The New York Times report that Trump is disregarding protocol and making frequent calls on cell phones, which have been intercepted by foreign hackers, should obviously dismay the information security fanatics that rallied to his cause.
The Times’ story is filled with the kind of mordant, understated humor that tends to characterize the White House beat in an era when the president’s abnormalities are piled one atop another. Trump “typically relies on his mobile phones when he does not want a call going through the White House switchboard and logged for senior aides to see, his aides said,” the Times reports. “Many of those Mr. Trump speaks with most often on one of his cellphones, such as hosts at Fox News, share the president’s political views, or simply enable his sense of grievance about any number of subjects.”
To unpack this a bit: When he is not binge-watching Fox News, a large part of Trump’s discretionary time is spent calling up Fox News personalities to get thoughts they didn’t express on the air. Trump’s staff tries to discourage this habit, in part because many of the Fox News personalities are insane, and their insanity creates problems when Trump uses it to override his staff’s advice or demand a course of action premised upon delusional interpretations of reality. So the reason Trump is exposing his conversations to foreign hackers is that he is sneaking around his own aides (who he could just fire, and replace with aides who would let him talk to Fox News lunatics however much he wants, but for some reason has failed to do so.)
The good news, as it were, is that aides think — or at least hope — that Trump is not giving away much of value with these calls, because he doesn’t know much of value. Administration officials “said they had further confidence he was not spilling secrets because he rarely digs into the details of the intelligence he is shown and is not well versed in the operational specifics of military or covert activities.” Also, Trump is apparently too compromised by Russia to be worth spying on by Moscow: “Russia is not believed to be running as sophisticated an influence effort as China because of Mr. Trump’s apparent affinity for President Vladimir V. Putin, a former official said.”

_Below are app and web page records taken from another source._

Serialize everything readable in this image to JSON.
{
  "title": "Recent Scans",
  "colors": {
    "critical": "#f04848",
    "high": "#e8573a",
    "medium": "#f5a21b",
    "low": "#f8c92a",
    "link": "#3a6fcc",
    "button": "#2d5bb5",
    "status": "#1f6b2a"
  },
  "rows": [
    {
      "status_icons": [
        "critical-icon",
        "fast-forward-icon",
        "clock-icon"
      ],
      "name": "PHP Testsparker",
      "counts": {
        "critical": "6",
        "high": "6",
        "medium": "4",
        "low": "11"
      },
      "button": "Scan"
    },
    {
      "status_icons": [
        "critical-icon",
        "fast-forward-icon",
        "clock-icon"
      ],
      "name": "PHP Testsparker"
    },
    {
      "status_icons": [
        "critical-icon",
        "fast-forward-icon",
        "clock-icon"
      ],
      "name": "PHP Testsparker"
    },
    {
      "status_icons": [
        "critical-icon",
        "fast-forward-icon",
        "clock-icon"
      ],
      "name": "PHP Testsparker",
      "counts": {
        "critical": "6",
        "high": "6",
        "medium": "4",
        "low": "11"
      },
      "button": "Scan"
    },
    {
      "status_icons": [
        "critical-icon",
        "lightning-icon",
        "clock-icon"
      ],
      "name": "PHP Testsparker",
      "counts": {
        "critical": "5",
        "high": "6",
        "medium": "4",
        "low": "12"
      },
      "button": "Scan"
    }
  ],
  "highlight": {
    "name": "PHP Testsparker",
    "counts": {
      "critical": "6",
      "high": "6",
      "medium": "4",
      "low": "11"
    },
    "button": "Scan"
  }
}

Given that he is being secretly surveilled by China, it’s probably good that Trump is too ignorant and lazy to have anything of value to disclose. But the overall situation is quite suboptimal.

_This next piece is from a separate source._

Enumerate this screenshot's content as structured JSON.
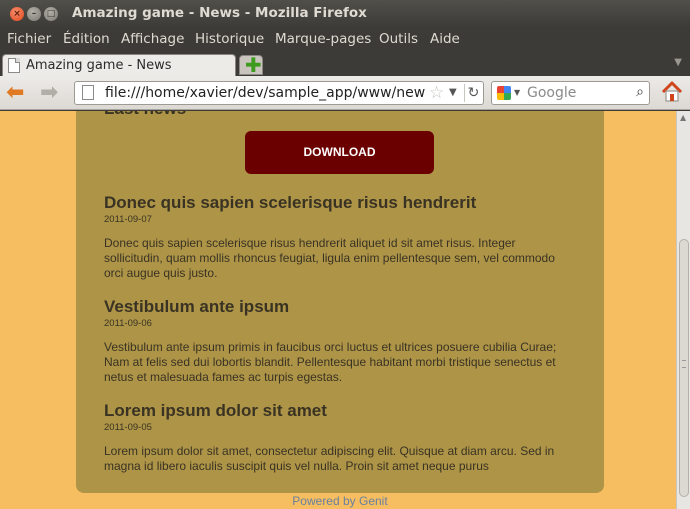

There is so much gross misconduct in this administration, it’s not clear Democrats will even bother holding hearings on this issue if they gain control of Congress. That is itself telling: Trump has clearly exceeded his opponent’s culpability on her worst scandal, and it’s probably not even one of the 100 worst things he’s done, so far.